§ What needs to be done
What you return must match every record word for word.

§ Provided data
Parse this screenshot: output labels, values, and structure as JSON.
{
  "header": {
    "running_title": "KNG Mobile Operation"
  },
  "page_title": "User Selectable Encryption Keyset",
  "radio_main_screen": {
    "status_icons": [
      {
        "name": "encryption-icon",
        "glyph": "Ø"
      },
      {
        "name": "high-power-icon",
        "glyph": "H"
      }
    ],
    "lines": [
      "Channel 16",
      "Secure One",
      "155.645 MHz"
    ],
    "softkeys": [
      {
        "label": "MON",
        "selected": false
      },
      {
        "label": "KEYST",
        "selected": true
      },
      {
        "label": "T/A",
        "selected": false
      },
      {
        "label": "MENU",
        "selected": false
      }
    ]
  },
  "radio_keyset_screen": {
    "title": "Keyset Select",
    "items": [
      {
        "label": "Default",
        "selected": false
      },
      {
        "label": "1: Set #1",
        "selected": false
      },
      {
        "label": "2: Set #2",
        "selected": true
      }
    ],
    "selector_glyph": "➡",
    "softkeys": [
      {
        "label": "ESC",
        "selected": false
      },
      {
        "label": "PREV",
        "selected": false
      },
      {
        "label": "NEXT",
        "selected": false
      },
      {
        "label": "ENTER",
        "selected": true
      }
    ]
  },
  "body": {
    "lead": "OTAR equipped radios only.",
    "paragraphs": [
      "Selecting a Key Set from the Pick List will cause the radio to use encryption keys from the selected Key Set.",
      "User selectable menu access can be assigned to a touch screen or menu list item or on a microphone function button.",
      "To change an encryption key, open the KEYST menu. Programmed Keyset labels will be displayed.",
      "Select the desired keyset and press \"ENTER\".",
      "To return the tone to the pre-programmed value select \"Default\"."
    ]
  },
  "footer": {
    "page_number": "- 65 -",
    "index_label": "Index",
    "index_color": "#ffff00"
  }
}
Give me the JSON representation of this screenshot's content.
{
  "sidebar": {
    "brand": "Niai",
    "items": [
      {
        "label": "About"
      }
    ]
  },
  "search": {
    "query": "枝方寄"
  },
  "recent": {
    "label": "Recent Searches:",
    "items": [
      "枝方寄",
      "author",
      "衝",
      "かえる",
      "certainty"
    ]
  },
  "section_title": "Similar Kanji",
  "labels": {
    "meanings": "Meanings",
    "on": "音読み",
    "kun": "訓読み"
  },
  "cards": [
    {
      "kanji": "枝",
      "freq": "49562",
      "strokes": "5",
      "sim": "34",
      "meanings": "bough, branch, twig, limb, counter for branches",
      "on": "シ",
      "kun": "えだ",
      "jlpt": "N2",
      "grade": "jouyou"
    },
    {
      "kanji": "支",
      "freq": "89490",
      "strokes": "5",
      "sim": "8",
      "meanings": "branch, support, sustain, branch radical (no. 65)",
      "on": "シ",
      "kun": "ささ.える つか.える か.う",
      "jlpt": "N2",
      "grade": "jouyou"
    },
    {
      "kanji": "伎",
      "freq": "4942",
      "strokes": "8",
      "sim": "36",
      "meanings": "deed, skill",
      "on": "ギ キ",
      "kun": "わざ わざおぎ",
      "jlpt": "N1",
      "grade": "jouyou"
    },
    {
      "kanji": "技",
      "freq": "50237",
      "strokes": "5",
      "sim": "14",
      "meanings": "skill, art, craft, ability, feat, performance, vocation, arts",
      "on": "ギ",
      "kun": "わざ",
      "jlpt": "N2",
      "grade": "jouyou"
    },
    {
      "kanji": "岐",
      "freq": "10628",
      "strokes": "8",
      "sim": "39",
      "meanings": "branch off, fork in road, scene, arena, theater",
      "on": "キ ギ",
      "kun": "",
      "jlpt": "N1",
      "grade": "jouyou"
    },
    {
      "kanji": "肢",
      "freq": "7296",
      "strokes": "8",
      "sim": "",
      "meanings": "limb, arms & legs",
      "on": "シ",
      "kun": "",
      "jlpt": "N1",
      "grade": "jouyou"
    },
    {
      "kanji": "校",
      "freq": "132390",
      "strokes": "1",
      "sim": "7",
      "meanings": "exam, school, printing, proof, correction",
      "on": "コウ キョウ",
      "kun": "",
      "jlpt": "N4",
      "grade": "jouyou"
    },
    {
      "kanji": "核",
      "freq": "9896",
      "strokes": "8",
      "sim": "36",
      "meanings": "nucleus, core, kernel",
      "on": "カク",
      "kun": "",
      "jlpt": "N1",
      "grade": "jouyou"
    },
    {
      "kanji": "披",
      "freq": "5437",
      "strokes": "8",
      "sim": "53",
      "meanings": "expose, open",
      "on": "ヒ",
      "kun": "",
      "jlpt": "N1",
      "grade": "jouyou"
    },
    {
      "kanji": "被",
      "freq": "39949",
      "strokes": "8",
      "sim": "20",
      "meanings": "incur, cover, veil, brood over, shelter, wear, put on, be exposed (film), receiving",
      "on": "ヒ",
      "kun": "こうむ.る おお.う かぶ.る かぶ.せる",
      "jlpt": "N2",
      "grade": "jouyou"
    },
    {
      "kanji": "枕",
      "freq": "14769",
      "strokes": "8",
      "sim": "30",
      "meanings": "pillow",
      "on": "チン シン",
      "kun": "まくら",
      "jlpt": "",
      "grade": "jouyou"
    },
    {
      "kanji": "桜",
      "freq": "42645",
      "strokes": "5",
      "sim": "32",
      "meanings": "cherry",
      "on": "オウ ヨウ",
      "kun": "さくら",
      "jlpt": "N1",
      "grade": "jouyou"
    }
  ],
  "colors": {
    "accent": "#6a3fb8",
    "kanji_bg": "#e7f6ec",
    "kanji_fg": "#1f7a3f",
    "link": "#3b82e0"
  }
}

§ Your response
Parse this screenshot: output labels, values, and structure as JSON.
{
  "header": {
    "running_title": "KNG Mobile Operation"
  },
  "page_title": "User Selectable Encryption Keyset",
  "radio_main_screen": {
    "status_icons": [
      {
        "name": "encryption-icon",
        "glyph": "Ø"
      },
      {
        "name": "high-power-icon",
        "glyph": "H"
      }
    ],
    "lines": [
      "Channel 16",
      "Secure One",
      "155.645 MHz"
    ],
    "softkeys": [
      {
        "label": "MON",
        "selected": false
      },
      {
        "label": "KEYST",
        "selected": true
      },
      {
        "label": "T/A",
        "selected": false
      },
      {
        "label": "MENU",
        "selected": false
      }
    ]
  },
  "radio_keyset_screen": {
    "title": "Keyset Select",
    "items": [
      {
        "label": "Default",
        "selected": false
      },
      {
        "label": "1: Set #1",
        "selected": false
      },
      {
        "label": "2: Set #2",
        "selected": true
      }
    ],
    "selector_glyph": "➡",
    "softkeys": [
      {
        "label": "ESC",
        "selected": false
      },
      {
        "label": "PREV",
        "selected": false
      },
      {
        "label": "NEXT",
        "selected": false
      },
      {
        "label": "ENTER",
        "selected": true
      }
    ]
  },
  "body": {
    "lead": "OTAR equipped radios only.",
    "paragraphs": [
      "Selecting a Key Set from the Pick List will cause the radio to use encryption keys from the selected Key Set.",
      "User selectable menu access can be assigned to a touch screen or menu list item or on a microphone function button.",
      "To change an encryption key, open the KEYST menu. Programmed Keyset labels will be displayed.",
      "Select the desired keyset and press \"ENTER\".",
      "To return the tone to the pre-programmed value select \"Default\"."
    ]
  },
  "footer": {
    "page_number": "- 65 -",
    "index_label": "Index",
    "index_color": "#ffff00"
  }
}
Give me the JSON representation of this screenshot's content.
{
  "sidebar": {
    "brand": "Niai",
    "items": [
      {
        "label": "About"
      }
    ]
  },
  "search": {
    "query": "枝方寄"
  },
  "recent": {
    "label": "Recent Searches:",
    "items": [
      "枝方寄",
      "author",
      "衝",
      "かえる",
      "certainty"
    ]
  },
  "section_title": "Similar Kanji",
  "labels": {
    "meanings": "Meanings",
    "on": "音読み",
    "kun": "訓読み"
  },
  "cards": [
    {
      "kanji": "枝",
      "freq": "49562",
      "strokes": "5",
      "sim": "34",
      "meanings": "bough, branch, twig, limb, counter for branches",
      "on": "シ",
      "kun": "えだ",
      "jlpt": "N2",
      "grade": "jouyou"
    },
    {
      "kanji": "支",
      "freq": "89490",
      "strokes": "5",
      "sim": "8",
      "meanings": "branch, support, sustain, branch radical (no. 65)",
      "on": "シ",
      "kun": "ささ.える つか.える か.う",
      "jlpt": "N2",
      "grade": "jouyou"
    },
    {
      "kanji": "伎",
      "freq": "4942",
      "strokes": "8",
      "sim": "36",
      "meanings": "deed, skill",
      "on": "ギ キ",
      "kun": "わざ わざおぎ",
      "jlpt": "N1",
      "grade": "jouyou"
    },
    {
      "kanji": "技",
      "freq": "50237",
      "strokes": "5",
      "sim": "14",
      "meanings": "skill, art, craft, ability, feat, performance, vocation, arts",
      "on": "ギ",
      "kun": "わざ",
      "jlpt": "N2",
      "grade": "jouyou"
    },
    {
      "kanji": "岐",
      "freq": "10628",
      "strokes": "8",
      "sim": "39",
      "meanings": "branch off, fork in road, scene, arena, theater",
      "on": "キ ギ",
      "kun": "",
      "jlpt": "N1",
      "grade": "jouyou"
    },
    {
      "kanji": "肢",
      "freq": "7296",
      "strokes": "8",
      "sim": "",
      "meanings": "limb, arms & legs",
      "on": "シ",
      "kun": "",
      "jlpt": "N1",
      "grade": "jouyou"
    },
    {
      "kanji": "校",
      "freq": "132390",
      "strokes": "1",
      "sim": "7",
      "meanings": "exam, school, printing, proof, correction",
      "on": "コウ キョウ",
      "kun": "",
      "jlpt": "N4",
      "grade": "jouyou"
    },
    {
      "kanji": "核",
      "freq": "9896",
      "strokes": "8",
      "sim": "36",
      "meanings": "nucleus, core, kernel",
      "on": "カク",
      "kun": "",
      "jlpt": "N1",
      "grade": "jouyou"
    },
    {
      "kanji": "披",
      "freq": "5437",
      "strokes": "8",
      "sim": "53",
      "meanings": "expose, open",
      "on": "ヒ",
      "kun": "",
      "jlpt": "N1",
      "grade": "jouyou"
    },
    {
      "kanji": "被",
      "freq": "39949",
      "strokes": "8",
      "sim": "20",
      "meanings": "incur, cover, veil, brood over, shelter, wear, put on, be exposed (film), receiving",
      "on": "ヒ",
      "kun": "こうむ.る おお.う かぶ.る かぶ.せる",
      "jlpt": "N2",
      "grade": "jouyou"
    },
    {
      "kanji": "枕",
      "freq": "14769",
      "strokes": "8",
      "sim": "30",
      "meanings": "pillow",
      "on": "チン シン",
      "kun": "まくら",
      "jlpt": "",
      "grade": "jouyou"
    },
    {
      "kanji": "桜",
      "freq": "42645",
      "strokes": "5",
      "sim": "32",
      "meanings": "cherry",
      "on": "オウ ヨウ",
      "kun": "さくら",
      "jlpt": "N1",
      "grade": "jouyou"
    }
  ],
  "colors": {
    "accent": "#6a3fb8",
    "kanji_bg": "#e7f6ec",
    "kanji_fg": "#1f7a3f",
    "link": "#3b82e0"
  }
}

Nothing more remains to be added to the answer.